(Dataset records)

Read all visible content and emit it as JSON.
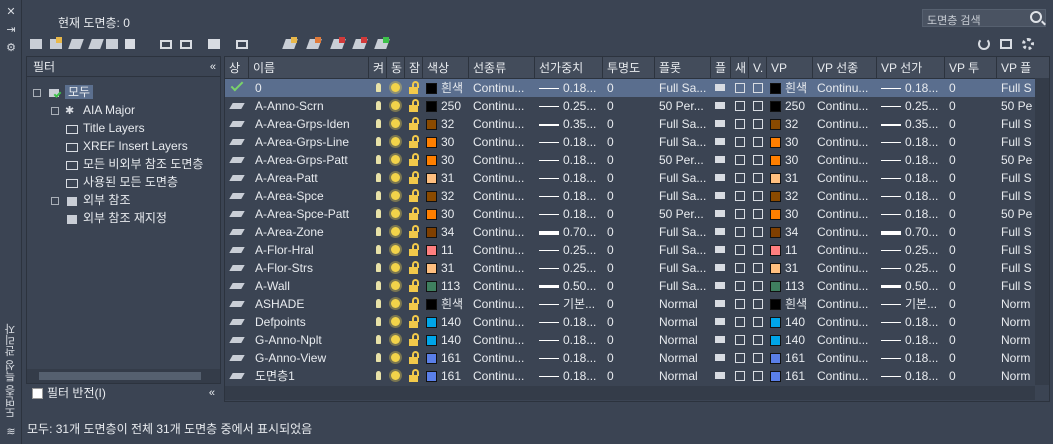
{
  "side_title": "도면층 특성 관리자",
  "current_layer": "현재 도면층: 0",
  "search_placeholder": "도면층 검색",
  "filter_header": "필터",
  "invert_filter": "필터 반전(I)",
  "tree": [
    {
      "label": "모두",
      "selected": true
    },
    {
      "label": "AIA Major"
    },
    {
      "label": "Title Layers"
    },
    {
      "label": "XREF Insert Layers"
    },
    {
      "label": "모든 비외부 참조 도면층"
    },
    {
      "label": "사용된 모든 도면층"
    },
    {
      "label": "외부 참조"
    },
    {
      "label": "외부 참조 재지정"
    }
  ],
  "columns": [
    "상",
    "이름",
    "켜",
    "동",
    "잠",
    "색상",
    "선종류",
    "선가중치",
    "투명도",
    "플롯",
    "플",
    "새",
    "V.",
    "VP",
    "VP 선종",
    "VP 선가",
    "VP 투",
    "VP 플"
  ],
  "rows": [
    {
      "name": "0",
      "color_hex": "#000000",
      "color": "흰색",
      "ltype": "Continu...",
      "lweight": "0.18...",
      "trans": "0",
      "plot": "Full Sa...",
      "vpcolor_hex": "#000000",
      "vpcolor": "흰색",
      "vpltype": "Continu...",
      "vplw": "0.18...",
      "vptrans": "0",
      "vpplot": "Full S"
    },
    {
      "name": "A-Anno-Scrn",
      "color_hex": "#000000",
      "color": "250",
      "ltype": "Continu...",
      "lweight": "0.25...",
      "trans": "0",
      "plot": "50 Per...",
      "vpcolor_hex": "#000000",
      "vpcolor": "250",
      "vpltype": "Continu...",
      "vplw": "0.25...",
      "vptrans": "0",
      "vpplot": "50 Pe"
    },
    {
      "name": "A-Area-Grps-Iden",
      "color_hex": "#8a4a00",
      "color": "32",
      "ltype": "Continu...",
      "lweight": "0.35...",
      "trans": "0",
      "plot": "Full Sa...",
      "vpcolor_hex": "#8a4a00",
      "vpcolor": "32",
      "vpltype": "Continu...",
      "vplw": "0.35...",
      "vptrans": "0",
      "vpplot": "Full S"
    },
    {
      "name": "A-Area-Grps-Line",
      "color_hex": "#ff7f00",
      "color": "30",
      "ltype": "Continu...",
      "lweight": "0.18...",
      "trans": "0",
      "plot": "Full Sa...",
      "vpcolor_hex": "#ff7f00",
      "vpcolor": "30",
      "vpltype": "Continu...",
      "vplw": "0.18...",
      "vptrans": "0",
      "vpplot": "Full S"
    },
    {
      "name": "A-Area-Grps-Patt",
      "color_hex": "#ff7f00",
      "color": "30",
      "ltype": "Continu...",
      "lweight": "0.18...",
      "trans": "0",
      "plot": "50 Per...",
      "vpcolor_hex": "#ff7f00",
      "vpcolor": "30",
      "vpltype": "Continu...",
      "vplw": "0.18...",
      "vptrans": "0",
      "vpplot": "50 Pe"
    },
    {
      "name": "A-Area-Patt",
      "color_hex": "#ffbf7f",
      "color": "31",
      "ltype": "Continu...",
      "lweight": "0.18...",
      "trans": "0",
      "plot": "Full Sa...",
      "vpcolor_hex": "#ffbf7f",
      "vpcolor": "31",
      "vpltype": "Continu...",
      "vplw": "0.18...",
      "vptrans": "0",
      "vpplot": "Full S"
    },
    {
      "name": "A-Area-Spce",
      "color_hex": "#8a4a00",
      "color": "32",
      "ltype": "Continu...",
      "lweight": "0.18...",
      "trans": "0",
      "plot": "Full Sa...",
      "vpcolor_hex": "#8a4a00",
      "vpcolor": "32",
      "vpltype": "Continu...",
      "vplw": "0.18...",
      "vptrans": "0",
      "vpplot": "Full S"
    },
    {
      "name": "A-Area-Spce-Patt",
      "color_hex": "#ff7f00",
      "color": "30",
      "ltype": "Continu...",
      "lweight": "0.18...",
      "trans": "0",
      "plot": "50 Per...",
      "vpcolor_hex": "#ff7f00",
      "vpcolor": "30",
      "vpltype": "Continu...",
      "vplw": "0.18...",
      "vptrans": "0",
      "vpplot": "50 Pe"
    },
    {
      "name": "A-Area-Zone",
      "color_hex": "#7f3f00",
      "color": "34",
      "ltype": "Continu...",
      "lweight": "0.70...",
      "trans": "0",
      "plot": "Full Sa...",
      "vpcolor_hex": "#7f3f00",
      "vpcolor": "34",
      "vpltype": "Continu...",
      "vplw": "0.70...",
      "vptrans": "0",
      "vpplot": "Full S"
    },
    {
      "name": "A-Flor-Hral",
      "color_hex": "#ff7f7f",
      "color": "11",
      "ltype": "Continu...",
      "lweight": "0.25...",
      "trans": "0",
      "plot": "Full Sa...",
      "vpcolor_hex": "#ff7f7f",
      "vpcolor": "11",
      "vpltype": "Continu...",
      "vplw": "0.25...",
      "vptrans": "0",
      "vpplot": "Full S"
    },
    {
      "name": "A-Flor-Strs",
      "color_hex": "#ffbf7f",
      "color": "31",
      "ltype": "Continu...",
      "lweight": "0.25...",
      "trans": "0",
      "plot": "Full Sa...",
      "vpcolor_hex": "#ffbf7f",
      "vpcolor": "31",
      "vpltype": "Continu...",
      "vplw": "0.25...",
      "vptrans": "0",
      "vpplot": "Full S"
    },
    {
      "name": "A-Wall",
      "color_hex": "#3f7f5f",
      "color": "113",
      "ltype": "Continu...",
      "lweight": "0.50...",
      "trans": "0",
      "plot": "Full Sa...",
      "vpcolor_hex": "#3f7f5f",
      "vpcolor": "113",
      "vpltype": "Continu...",
      "vplw": "0.50...",
      "vptrans": "0",
      "vpplot": "Full S"
    },
    {
      "name": "ASHADE",
      "color_hex": "#000000",
      "color": "흰색",
      "ltype": "Continu...",
      "lweight": "기본...",
      "trans": "0",
      "plot": "Normal",
      "vpcolor_hex": "#000000",
      "vpcolor": "흰색",
      "vpltype": "Continu...",
      "vplw": "기본...",
      "vptrans": "0",
      "vpplot": "Norm"
    },
    {
      "name": "Defpoints",
      "color_hex": "#00a5e8",
      "color": "140",
      "ltype": "Continu...",
      "lweight": "0.18...",
      "trans": "0",
      "plot": "Normal",
      "vpcolor_hex": "#00a5e8",
      "vpcolor": "140",
      "vpltype": "Continu...",
      "vplw": "0.18...",
      "vptrans": "0",
      "vpplot": "Norm"
    },
    {
      "name": "G-Anno-Nplt",
      "color_hex": "#00a5e8",
      "color": "140",
      "ltype": "Continu...",
      "lweight": "0.18...",
      "trans": "0",
      "plot": "Normal",
      "vpcolor_hex": "#00a5e8",
      "vpcolor": "140",
      "vpltype": "Continu...",
      "vplw": "0.18...",
      "vptrans": "0",
      "vpplot": "Norm"
    },
    {
      "name": "G-Anno-View",
      "color_hex": "#5a7fe8",
      "color": "161",
      "ltype": "Continu...",
      "lweight": "0.18...",
      "trans": "0",
      "plot": "Normal",
      "vpcolor_hex": "#5a7fe8",
      "vpcolor": "161",
      "vpltype": "Continu...",
      "vplw": "0.18...",
      "vptrans": "0",
      "vpplot": "Norm"
    },
    {
      "name": "도면층1",
      "color_hex": "#5a7fe8",
      "color": "161",
      "ltype": "Continu...",
      "lweight": "0.18...",
      "trans": "0",
      "plot": "Normal",
      "vpcolor_hex": "#5a7fe8",
      "vpcolor": "161",
      "vpltype": "Continu...",
      "vplw": "0.18...",
      "vptrans": "0",
      "vpplot": "Norm"
    }
  ],
  "status_text": "모두: 31개 도면층이 전체 31개 도면층 중에서 표시되었음"
}
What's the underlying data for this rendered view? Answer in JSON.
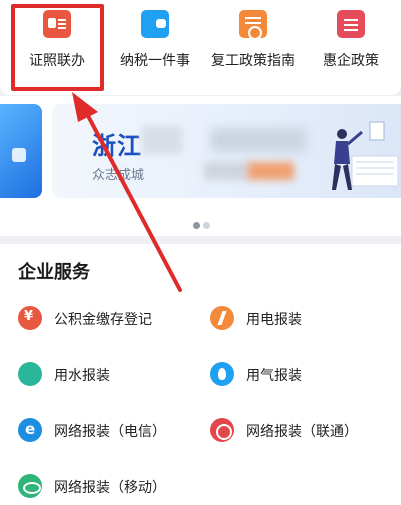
{
  "quick_access": [
    {
      "label": "证照联办",
      "icon": "certificate-icon"
    },
    {
      "label": "纳税一件事",
      "icon": "wallet-icon"
    },
    {
      "label": "复工政策指南",
      "icon": "policy-guide-icon"
    },
    {
      "label": "惠企政策",
      "icon": "enterprise-policy-icon"
    }
  ],
  "banner": {
    "title_visible": "浙江",
    "subtitle_visible": "众志成城"
  },
  "services": {
    "title": "企业服务",
    "items": [
      {
        "label": "公积金缴存登记",
        "icon": "housing-fund-icon"
      },
      {
        "label": "用电报装",
        "icon": "electricity-icon"
      },
      {
        "label": "用水报装",
        "icon": "water-drop-icon"
      },
      {
        "label": "用气报装",
        "icon": "gas-flame-icon"
      },
      {
        "label": "网络报装（电信）",
        "icon": "china-telecom-icon"
      },
      {
        "label": "网络报装（联通）",
        "icon": "china-unicom-icon"
      },
      {
        "label": "网络报装（移动）",
        "icon": "china-mobile-icon"
      }
    ]
  },
  "colors": {
    "highlight": "#e02b2b",
    "banner_title": "#1c4fc2"
  }
}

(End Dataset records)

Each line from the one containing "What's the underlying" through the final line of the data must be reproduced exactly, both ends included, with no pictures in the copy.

What's the underlying data for this rendered view? Answer in JSON.
{
  "quick_access": [
    {
      "label": "证照联办",
      "icon": "certificate-icon"
    },
    {
      "label": "纳税一件事",
      "icon": "wallet-icon"
    },
    {
      "label": "复工政策指南",
      "icon": "policy-guide-icon"
    },
    {
      "label": "惠企政策",
      "icon": "enterprise-policy-icon"
    }
  ],
  "banner": {
    "title_visible": "浙江",
    "subtitle_visible": "众志成城"
  },
  "services": {
    "title": "企业服务",
    "items": [
      {
        "label": "公积金缴存登记",
        "icon": "housing-fund-icon"
      },
      {
        "label": "用电报装",
        "icon": "electricity-icon"
      },
      {
        "label": "用水报装",
        "icon": "water-drop-icon"
      },
      {
        "label": "用气报装",
        "icon": "gas-flame-icon"
      },
      {
        "label": "网络报装（电信）",
        "icon": "china-telecom-icon"
      },
      {
        "label": "网络报装（联通）",
        "icon": "china-unicom-icon"
      },
      {
        "label": "网络报装（移动）",
        "icon": "china-mobile-icon"
      }
    ]
  },
  "colors": {
    "highlight": "#e02b2b",
    "banner_title": "#1c4fc2"
  }
}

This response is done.